PROBLEM DESCRIPTION:
Scan the listing below. Report each line that includes "kind".

PROVIDED DATA:
━━━━━━━━━━
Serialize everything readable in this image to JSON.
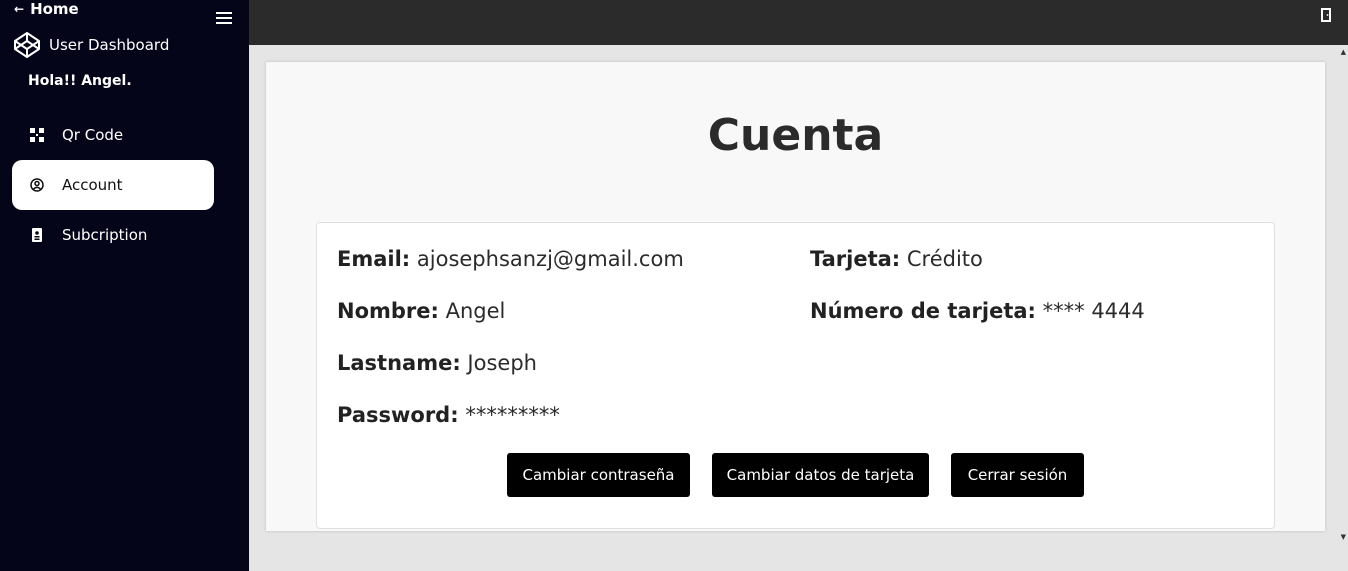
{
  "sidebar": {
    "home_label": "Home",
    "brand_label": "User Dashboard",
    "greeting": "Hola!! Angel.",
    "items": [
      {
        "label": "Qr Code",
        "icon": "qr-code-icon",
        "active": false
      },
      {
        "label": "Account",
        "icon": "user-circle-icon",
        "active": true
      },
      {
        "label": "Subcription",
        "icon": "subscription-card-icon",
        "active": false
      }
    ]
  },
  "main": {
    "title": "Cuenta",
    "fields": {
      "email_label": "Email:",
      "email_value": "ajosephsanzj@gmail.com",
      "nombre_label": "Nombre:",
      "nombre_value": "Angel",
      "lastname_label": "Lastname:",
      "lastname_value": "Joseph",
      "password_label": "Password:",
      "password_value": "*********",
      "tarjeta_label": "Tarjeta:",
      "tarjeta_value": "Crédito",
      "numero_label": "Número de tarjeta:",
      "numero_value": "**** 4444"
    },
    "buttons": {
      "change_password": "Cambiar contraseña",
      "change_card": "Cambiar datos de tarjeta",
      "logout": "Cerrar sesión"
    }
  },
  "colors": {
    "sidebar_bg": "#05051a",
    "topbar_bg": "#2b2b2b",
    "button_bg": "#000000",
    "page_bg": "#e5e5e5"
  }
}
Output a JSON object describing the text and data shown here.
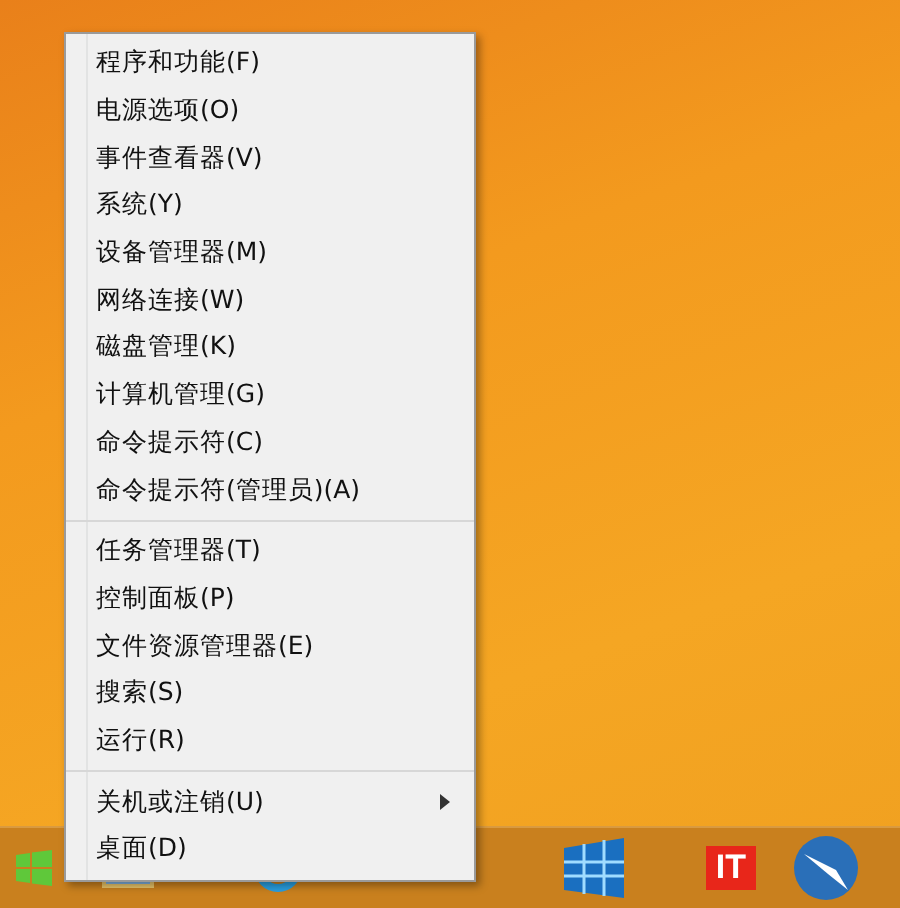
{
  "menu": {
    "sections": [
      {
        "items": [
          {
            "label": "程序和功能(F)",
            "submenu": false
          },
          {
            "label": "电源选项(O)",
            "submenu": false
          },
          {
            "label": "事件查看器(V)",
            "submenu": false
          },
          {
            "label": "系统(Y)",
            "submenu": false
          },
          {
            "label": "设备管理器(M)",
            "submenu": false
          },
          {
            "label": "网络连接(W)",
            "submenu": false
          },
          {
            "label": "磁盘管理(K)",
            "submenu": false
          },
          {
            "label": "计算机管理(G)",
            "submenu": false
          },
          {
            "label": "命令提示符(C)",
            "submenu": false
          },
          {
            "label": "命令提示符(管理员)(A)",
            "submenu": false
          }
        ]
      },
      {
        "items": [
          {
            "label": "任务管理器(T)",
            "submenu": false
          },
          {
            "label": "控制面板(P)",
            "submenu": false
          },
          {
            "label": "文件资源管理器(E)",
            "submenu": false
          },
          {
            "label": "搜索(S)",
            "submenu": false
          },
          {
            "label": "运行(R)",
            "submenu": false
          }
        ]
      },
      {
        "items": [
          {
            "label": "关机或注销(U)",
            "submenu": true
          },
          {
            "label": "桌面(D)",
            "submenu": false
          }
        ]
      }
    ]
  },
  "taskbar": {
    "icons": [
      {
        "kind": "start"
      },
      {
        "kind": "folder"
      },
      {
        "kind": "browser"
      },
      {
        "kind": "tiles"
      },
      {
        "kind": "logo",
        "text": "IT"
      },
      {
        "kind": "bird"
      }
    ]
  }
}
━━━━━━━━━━
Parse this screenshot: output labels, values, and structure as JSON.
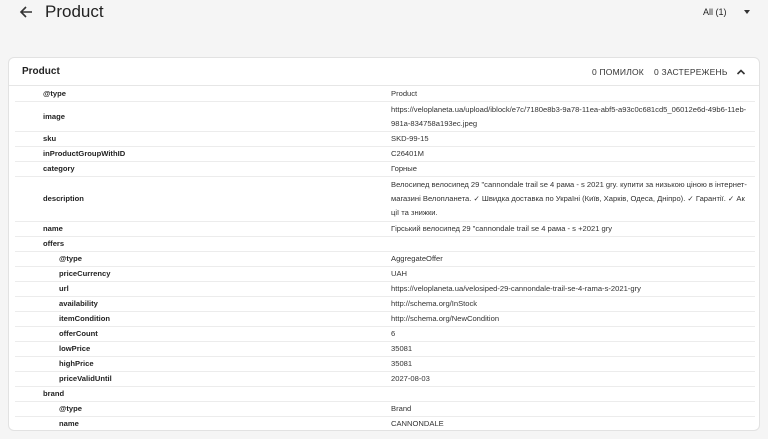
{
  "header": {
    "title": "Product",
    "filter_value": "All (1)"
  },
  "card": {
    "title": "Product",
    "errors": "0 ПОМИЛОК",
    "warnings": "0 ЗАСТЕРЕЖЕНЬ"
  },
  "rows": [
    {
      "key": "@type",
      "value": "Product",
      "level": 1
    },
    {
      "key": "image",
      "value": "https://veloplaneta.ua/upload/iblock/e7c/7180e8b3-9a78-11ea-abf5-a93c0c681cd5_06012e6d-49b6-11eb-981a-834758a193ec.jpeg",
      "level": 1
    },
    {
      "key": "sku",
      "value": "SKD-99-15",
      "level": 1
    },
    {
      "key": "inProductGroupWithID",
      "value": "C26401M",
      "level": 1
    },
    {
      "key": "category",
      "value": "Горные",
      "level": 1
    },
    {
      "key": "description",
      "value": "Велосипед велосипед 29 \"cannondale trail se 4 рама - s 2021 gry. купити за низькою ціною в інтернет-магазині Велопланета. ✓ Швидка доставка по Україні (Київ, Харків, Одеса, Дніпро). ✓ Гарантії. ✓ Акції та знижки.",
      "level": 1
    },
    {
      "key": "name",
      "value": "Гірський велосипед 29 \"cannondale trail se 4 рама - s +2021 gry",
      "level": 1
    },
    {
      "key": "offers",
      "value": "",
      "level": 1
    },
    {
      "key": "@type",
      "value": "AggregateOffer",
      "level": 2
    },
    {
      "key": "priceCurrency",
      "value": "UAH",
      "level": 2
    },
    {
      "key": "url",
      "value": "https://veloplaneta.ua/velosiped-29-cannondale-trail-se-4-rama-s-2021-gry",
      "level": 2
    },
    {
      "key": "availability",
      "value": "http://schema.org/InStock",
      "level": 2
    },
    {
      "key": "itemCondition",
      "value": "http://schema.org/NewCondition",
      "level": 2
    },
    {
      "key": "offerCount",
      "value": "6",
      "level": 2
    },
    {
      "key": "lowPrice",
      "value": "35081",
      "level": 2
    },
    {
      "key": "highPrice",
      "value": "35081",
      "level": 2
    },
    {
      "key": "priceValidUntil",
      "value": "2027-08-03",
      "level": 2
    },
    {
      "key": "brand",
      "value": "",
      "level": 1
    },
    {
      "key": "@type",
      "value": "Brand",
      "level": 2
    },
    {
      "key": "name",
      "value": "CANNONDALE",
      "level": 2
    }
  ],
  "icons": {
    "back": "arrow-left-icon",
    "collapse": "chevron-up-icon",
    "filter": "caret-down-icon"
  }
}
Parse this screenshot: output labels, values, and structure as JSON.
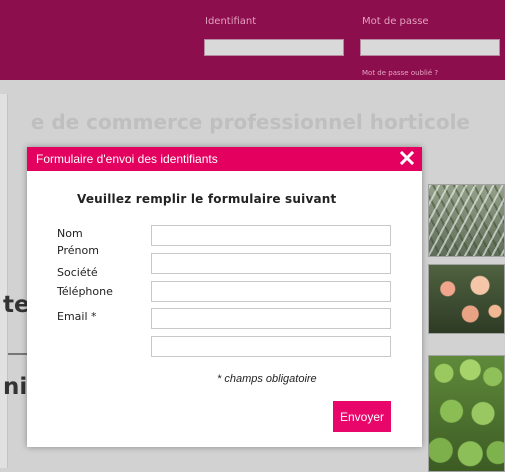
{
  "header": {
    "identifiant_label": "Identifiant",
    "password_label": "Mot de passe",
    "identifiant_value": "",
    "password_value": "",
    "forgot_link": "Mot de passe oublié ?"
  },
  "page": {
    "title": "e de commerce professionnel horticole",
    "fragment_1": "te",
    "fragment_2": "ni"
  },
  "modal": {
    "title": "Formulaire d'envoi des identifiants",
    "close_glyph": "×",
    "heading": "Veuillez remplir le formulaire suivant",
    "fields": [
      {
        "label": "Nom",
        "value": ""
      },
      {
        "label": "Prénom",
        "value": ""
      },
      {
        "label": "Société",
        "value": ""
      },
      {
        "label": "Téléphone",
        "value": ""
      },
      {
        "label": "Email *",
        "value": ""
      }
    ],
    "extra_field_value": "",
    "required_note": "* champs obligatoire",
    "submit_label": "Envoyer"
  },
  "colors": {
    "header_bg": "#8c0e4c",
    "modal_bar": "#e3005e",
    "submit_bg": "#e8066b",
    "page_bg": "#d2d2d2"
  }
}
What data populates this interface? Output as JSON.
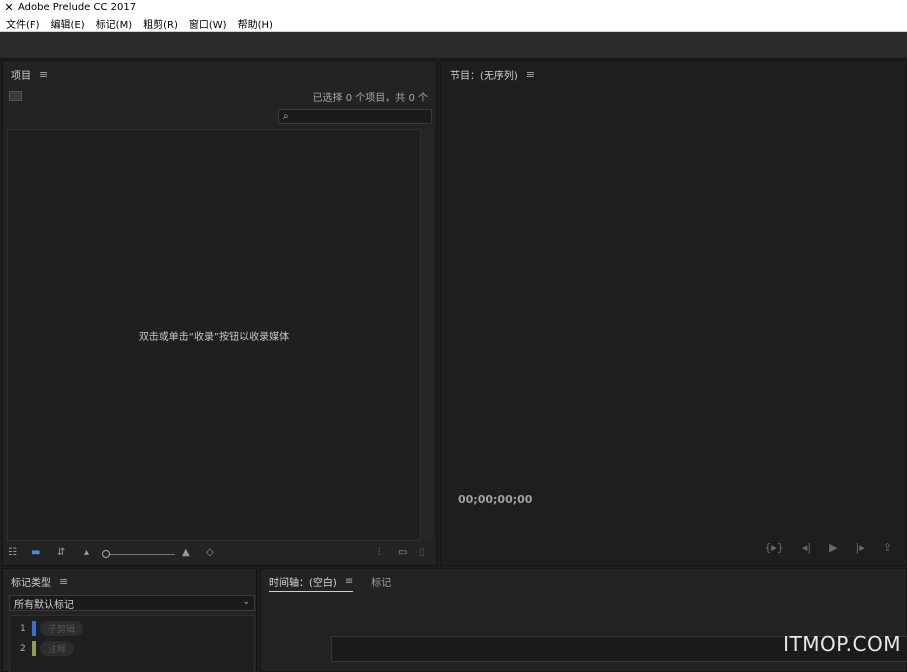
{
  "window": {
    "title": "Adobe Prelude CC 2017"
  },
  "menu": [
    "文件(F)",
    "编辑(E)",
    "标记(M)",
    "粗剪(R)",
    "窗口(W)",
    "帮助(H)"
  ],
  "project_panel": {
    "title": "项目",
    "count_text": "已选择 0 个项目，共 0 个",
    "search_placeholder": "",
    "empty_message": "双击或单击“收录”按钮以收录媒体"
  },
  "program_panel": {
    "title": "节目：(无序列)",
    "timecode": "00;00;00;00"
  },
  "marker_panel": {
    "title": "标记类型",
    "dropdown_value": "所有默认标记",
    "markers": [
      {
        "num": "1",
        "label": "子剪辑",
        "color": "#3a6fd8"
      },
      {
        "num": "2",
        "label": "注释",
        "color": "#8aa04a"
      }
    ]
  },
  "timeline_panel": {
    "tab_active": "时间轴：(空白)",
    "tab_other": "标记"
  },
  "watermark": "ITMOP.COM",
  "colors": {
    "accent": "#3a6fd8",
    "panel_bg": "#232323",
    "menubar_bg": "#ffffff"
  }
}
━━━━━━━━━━
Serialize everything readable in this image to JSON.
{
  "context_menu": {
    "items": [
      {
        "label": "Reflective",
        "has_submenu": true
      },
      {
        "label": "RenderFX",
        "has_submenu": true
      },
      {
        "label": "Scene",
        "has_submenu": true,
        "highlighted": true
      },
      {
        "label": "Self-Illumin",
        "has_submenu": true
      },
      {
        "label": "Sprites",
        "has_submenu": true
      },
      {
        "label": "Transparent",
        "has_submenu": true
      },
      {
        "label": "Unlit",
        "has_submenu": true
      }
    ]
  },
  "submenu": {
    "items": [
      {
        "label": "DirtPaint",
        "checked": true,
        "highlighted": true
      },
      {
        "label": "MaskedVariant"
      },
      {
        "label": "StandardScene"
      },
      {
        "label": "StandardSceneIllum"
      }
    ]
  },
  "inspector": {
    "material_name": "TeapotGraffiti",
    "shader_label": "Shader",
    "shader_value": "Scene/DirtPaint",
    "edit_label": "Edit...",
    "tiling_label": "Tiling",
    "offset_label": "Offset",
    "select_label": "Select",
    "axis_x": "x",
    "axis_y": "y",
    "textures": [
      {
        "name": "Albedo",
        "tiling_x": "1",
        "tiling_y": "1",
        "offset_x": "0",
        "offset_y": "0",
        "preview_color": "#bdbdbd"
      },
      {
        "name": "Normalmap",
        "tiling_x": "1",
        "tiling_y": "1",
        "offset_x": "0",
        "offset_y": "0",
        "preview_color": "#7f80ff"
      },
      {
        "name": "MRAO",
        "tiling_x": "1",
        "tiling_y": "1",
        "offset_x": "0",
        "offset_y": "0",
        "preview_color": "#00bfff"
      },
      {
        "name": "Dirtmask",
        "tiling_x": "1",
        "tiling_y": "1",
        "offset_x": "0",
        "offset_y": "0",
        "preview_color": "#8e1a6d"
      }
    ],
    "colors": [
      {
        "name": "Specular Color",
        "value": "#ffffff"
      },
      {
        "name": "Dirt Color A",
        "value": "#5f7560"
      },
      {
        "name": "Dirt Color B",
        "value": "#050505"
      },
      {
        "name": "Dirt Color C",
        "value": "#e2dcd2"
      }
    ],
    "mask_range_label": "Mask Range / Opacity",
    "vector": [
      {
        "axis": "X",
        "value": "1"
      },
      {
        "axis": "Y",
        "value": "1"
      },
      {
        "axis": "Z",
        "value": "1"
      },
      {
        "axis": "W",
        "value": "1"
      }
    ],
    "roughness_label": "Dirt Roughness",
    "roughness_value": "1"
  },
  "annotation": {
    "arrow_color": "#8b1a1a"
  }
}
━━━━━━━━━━
RESULT OF THIS EXERCISE:
        "kind": "start"
        "kind": "folder"
        "kind": "browser"
        "kind": "tiles"
        "kind": "logo",
        "kind": "bird"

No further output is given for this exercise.